The Marlins dropped Monday’s series finale in New York, stranding 10 runners on base.

Trevor Rogers #28 of the Miami Marlins throws a pitch in the bottom of the first inning against the New York Mets at Citi Field on June 20, 2022 in New York City. Photo by Christopher Pasatieri/Getty Images

In the final game of a 4-game set, the Marlins concluded their road trip by attempting to split the series with the Mets and reach 30 wins for the season. That milestone must wait for another day after they were shut out by David Peterson and New York’s bullpen on Monday.

The Mets offense in the bottom of the first inning worked Trevor Rogers up to a 25 pitches. Mark Canha’s bases-loaded walk gave them the early 1-0 lead. This inning could have been a lot worse but luckily Trevor was able to get out of it with only one run given up (the run was unearned because of a Jon Berti error).

Both offenses were quiet until the bottom of the 4th inning when the Mets rallied. J.D. Davis walked, Jeff McNeil doubled, and Eduardo Escobar hit a sac fly that scored Davis and moved McNeil to 3rd. Left fielder Luke Williams had decent accuracy on the throw, but not enough arm strength to get it home in time.

A wild pitch from Rogers scored McNeil to extend the lead to 3-0.

The Mets kept the chains moving in the bottom of the 5th, as Pete Alonso hit a sac fly to drive in Brandon Nimmo who had originally doubled to begin the inning. A good offense when it comes to situational hitting, the Mets have 27 sac flies this season, which is tied for the most in the majors.

That was Trevor’s final inning of work. After allowing a career-worst 6 walks in his last start, the Marlins All-Star showed better command of his pitches. His pitch mix was usual in this start except for how he used more sliders than usual (24) and fewer fastballs (41). Trevor also was able to produce 24 swings-and-misses, setting a new personal best in that category.
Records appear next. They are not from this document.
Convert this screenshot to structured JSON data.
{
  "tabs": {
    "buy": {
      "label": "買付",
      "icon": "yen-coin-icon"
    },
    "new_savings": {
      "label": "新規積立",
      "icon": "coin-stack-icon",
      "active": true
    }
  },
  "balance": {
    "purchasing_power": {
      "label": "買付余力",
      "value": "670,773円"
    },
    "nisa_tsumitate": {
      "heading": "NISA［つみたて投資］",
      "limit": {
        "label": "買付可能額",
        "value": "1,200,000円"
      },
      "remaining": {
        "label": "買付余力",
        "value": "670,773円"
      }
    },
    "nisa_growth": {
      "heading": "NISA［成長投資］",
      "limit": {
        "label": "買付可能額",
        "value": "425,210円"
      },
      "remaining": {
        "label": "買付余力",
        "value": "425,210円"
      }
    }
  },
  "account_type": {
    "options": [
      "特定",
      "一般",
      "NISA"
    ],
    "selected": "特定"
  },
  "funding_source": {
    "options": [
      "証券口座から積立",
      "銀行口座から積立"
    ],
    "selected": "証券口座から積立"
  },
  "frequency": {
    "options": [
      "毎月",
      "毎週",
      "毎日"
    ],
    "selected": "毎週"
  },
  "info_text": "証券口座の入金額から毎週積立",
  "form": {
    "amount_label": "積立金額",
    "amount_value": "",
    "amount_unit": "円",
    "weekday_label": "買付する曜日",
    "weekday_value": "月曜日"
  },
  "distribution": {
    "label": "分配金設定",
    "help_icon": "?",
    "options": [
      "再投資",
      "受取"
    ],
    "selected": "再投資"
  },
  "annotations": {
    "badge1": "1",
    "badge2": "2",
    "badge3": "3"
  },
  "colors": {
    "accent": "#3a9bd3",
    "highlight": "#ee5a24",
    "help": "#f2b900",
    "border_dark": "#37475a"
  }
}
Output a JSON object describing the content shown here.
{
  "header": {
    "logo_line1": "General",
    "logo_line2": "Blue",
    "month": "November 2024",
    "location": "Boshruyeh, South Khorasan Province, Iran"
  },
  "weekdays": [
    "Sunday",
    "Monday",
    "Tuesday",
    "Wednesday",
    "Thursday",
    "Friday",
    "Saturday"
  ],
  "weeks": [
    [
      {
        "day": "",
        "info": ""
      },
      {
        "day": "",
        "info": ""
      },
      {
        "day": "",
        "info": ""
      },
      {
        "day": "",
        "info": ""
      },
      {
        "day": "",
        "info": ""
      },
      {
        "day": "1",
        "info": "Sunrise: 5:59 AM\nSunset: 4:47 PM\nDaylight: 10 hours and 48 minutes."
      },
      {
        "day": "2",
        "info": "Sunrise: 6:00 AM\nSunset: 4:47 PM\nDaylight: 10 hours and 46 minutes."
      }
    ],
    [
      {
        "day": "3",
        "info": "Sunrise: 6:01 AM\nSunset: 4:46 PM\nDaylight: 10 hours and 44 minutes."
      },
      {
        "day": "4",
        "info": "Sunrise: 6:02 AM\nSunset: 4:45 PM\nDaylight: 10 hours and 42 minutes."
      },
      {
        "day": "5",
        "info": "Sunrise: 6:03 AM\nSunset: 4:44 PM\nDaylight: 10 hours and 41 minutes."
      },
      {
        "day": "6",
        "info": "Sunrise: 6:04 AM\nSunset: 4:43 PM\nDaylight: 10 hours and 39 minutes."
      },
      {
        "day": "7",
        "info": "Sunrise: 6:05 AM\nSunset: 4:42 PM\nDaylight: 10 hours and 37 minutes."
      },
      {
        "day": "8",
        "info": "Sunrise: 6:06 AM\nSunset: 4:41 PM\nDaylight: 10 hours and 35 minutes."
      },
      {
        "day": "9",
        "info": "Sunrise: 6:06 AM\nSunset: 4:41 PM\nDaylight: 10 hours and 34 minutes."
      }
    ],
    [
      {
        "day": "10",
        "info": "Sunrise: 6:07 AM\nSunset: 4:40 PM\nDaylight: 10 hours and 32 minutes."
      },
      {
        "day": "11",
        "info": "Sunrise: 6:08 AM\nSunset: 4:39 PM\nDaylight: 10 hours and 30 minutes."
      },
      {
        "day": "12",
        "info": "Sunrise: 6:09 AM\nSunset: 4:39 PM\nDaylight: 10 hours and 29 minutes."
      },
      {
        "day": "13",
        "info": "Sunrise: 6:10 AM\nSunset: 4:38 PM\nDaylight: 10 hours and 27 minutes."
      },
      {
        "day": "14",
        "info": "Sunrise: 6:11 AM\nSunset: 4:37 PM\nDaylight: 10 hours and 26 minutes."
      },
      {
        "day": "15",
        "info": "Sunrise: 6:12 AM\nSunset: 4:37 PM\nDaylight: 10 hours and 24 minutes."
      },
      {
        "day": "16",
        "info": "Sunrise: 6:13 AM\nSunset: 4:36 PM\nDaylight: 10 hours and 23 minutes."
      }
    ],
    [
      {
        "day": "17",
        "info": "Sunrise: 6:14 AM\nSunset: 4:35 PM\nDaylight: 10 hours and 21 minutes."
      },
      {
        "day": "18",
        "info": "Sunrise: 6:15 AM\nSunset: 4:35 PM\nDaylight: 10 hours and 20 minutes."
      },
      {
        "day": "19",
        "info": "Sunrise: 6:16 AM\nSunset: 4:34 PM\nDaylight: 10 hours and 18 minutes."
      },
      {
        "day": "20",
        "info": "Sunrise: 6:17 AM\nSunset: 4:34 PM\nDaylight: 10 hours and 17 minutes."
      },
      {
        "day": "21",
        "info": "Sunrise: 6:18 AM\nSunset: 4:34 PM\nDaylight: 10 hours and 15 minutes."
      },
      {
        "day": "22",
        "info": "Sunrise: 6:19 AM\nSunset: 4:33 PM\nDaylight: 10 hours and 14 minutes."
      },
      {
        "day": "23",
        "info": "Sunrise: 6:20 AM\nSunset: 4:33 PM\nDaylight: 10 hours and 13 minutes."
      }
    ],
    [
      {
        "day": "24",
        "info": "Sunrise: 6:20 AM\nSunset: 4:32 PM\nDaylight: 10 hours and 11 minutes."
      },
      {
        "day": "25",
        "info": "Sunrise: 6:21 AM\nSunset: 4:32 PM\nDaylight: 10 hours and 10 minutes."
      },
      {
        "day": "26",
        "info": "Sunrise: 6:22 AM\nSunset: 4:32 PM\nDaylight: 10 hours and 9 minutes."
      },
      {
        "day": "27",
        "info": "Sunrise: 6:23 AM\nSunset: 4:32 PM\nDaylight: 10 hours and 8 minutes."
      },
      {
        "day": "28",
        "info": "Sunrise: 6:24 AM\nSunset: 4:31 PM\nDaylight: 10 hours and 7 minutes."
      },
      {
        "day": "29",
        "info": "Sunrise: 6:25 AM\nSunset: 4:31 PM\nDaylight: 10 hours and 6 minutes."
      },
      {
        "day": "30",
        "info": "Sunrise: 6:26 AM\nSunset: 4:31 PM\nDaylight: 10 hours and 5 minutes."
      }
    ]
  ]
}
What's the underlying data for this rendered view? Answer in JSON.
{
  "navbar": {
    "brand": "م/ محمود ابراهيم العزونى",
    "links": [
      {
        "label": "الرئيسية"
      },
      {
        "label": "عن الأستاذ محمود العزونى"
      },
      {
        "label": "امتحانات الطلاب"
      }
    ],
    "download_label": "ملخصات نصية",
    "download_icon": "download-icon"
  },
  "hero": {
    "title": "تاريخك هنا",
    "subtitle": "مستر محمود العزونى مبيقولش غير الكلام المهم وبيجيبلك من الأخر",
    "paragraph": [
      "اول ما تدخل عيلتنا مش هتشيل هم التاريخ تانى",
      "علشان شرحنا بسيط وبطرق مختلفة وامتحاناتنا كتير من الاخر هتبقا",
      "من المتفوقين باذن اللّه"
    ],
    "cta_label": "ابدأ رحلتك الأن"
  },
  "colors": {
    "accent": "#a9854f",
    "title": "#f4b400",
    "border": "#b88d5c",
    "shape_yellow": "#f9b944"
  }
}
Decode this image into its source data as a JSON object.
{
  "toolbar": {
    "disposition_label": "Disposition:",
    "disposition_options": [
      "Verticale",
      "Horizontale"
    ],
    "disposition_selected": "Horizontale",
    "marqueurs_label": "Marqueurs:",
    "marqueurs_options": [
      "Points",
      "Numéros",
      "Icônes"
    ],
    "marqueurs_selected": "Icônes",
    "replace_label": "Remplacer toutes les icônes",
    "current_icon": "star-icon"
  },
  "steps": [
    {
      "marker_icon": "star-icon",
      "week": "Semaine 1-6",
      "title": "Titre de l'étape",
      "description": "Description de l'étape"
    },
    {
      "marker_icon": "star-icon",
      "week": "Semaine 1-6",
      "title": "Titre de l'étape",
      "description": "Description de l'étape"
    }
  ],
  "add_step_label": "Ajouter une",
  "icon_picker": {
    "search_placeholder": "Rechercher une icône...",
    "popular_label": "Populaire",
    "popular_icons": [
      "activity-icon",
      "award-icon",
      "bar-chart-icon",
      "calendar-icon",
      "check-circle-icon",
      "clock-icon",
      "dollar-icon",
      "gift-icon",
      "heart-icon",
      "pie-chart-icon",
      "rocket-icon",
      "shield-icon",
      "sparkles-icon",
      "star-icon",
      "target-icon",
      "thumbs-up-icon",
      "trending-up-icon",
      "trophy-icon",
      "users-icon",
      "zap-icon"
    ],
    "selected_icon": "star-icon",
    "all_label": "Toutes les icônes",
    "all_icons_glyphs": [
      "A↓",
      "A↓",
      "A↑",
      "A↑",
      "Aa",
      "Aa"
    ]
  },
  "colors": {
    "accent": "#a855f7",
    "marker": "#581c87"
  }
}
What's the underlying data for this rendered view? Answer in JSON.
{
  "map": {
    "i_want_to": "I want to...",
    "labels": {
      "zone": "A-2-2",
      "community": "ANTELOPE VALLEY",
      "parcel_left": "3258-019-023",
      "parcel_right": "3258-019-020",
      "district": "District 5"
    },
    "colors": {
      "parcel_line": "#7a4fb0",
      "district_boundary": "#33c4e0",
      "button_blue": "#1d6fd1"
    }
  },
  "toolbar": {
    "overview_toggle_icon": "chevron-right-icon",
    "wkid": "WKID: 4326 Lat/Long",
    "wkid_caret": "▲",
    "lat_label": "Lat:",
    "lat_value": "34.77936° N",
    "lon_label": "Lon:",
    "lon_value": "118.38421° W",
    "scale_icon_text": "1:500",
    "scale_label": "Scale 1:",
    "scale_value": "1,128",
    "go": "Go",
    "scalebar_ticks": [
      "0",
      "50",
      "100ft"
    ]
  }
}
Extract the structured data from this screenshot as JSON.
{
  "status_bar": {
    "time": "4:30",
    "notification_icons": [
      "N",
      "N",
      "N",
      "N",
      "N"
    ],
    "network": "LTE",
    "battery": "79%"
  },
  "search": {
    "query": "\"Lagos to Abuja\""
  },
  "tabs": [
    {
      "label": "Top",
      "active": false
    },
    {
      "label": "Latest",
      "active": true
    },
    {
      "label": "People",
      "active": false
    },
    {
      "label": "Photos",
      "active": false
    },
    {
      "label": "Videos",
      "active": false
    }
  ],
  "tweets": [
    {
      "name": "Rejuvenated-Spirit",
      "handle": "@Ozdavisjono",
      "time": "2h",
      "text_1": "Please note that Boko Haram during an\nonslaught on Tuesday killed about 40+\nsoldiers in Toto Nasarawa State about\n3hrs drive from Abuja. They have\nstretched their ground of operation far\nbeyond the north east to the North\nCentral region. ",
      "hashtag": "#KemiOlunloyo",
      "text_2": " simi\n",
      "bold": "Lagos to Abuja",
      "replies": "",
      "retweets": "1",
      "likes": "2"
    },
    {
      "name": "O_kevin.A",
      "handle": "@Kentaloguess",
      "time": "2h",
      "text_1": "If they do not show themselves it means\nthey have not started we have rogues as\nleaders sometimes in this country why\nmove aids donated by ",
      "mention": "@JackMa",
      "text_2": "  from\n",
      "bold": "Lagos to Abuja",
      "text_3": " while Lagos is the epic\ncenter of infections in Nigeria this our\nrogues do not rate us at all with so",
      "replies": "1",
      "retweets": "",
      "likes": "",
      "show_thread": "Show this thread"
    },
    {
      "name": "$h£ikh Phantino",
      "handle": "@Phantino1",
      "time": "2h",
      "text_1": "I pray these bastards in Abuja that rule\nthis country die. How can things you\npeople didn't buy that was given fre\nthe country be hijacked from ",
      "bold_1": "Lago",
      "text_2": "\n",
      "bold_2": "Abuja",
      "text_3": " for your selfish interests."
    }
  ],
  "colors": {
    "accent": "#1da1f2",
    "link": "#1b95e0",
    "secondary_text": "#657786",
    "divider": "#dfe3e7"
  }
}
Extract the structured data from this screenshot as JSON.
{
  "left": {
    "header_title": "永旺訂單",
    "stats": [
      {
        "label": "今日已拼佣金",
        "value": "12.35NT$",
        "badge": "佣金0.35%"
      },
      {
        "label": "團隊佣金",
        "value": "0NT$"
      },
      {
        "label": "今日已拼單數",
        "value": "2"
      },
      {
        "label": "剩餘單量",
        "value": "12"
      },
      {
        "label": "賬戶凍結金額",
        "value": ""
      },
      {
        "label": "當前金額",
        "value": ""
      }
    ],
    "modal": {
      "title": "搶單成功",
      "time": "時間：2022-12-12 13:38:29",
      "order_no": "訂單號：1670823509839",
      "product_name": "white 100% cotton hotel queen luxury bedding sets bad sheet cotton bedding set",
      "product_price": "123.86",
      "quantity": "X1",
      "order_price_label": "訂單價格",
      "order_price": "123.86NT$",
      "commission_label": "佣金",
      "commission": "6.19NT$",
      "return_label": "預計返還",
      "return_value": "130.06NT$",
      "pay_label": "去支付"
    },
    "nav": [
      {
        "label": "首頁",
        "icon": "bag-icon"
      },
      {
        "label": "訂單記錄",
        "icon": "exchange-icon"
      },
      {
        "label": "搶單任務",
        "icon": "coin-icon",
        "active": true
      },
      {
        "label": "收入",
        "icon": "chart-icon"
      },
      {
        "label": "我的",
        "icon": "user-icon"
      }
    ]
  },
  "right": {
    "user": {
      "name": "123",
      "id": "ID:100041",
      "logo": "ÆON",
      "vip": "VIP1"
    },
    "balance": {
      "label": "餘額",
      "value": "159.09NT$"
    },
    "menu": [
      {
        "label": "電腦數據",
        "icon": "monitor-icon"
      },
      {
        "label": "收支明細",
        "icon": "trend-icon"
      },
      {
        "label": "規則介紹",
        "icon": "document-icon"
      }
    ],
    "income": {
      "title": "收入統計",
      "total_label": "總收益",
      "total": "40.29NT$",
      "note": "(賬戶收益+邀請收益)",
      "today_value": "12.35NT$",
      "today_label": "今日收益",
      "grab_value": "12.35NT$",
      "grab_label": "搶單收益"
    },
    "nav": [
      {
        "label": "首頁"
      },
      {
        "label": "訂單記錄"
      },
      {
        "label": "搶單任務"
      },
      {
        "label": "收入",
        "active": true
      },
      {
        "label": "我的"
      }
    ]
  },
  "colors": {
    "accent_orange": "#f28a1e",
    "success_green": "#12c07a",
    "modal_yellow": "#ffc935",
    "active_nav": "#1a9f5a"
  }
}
It is fair to say that although 4 runs were scored (3 were earned), Monday’s start was better than his blow-up start in Philly. This is hopefully something he can build off of.

As for the Mets starter, David Peterson was able to shut out the Marlins. Peterson went 5 13 innings pitched, allowing more baserunners than Trevor, but escaping jams every time without giving up runs.

Peterson used his 5-pitch mix, relying mostly on his 4-seamer and slider. He produced 19 swings-and-misses, nearly half of those coming on the slider diving down and in to Miami’s right-handed batters. He was helped by double plays off the bats of Jorge Soler and Jerar Encarnación.

Relievers for both teams put up zeroes on the scoreboard except for Tommy Nance. After making a good first impression on the Marlins, Nance had a series to forget at Citi Field. Combining his appearances on Friday and Monday, the right-hander allowed 5 runs and 9 baserunners while recording only 5 outs.

There are still 15 more head-to-head games to come between the Marlins and the Mets before the season ends.

Don Mattingly Postgame Press Conference:

Win Probability Chart - Marlins @ Mets Baseball Savant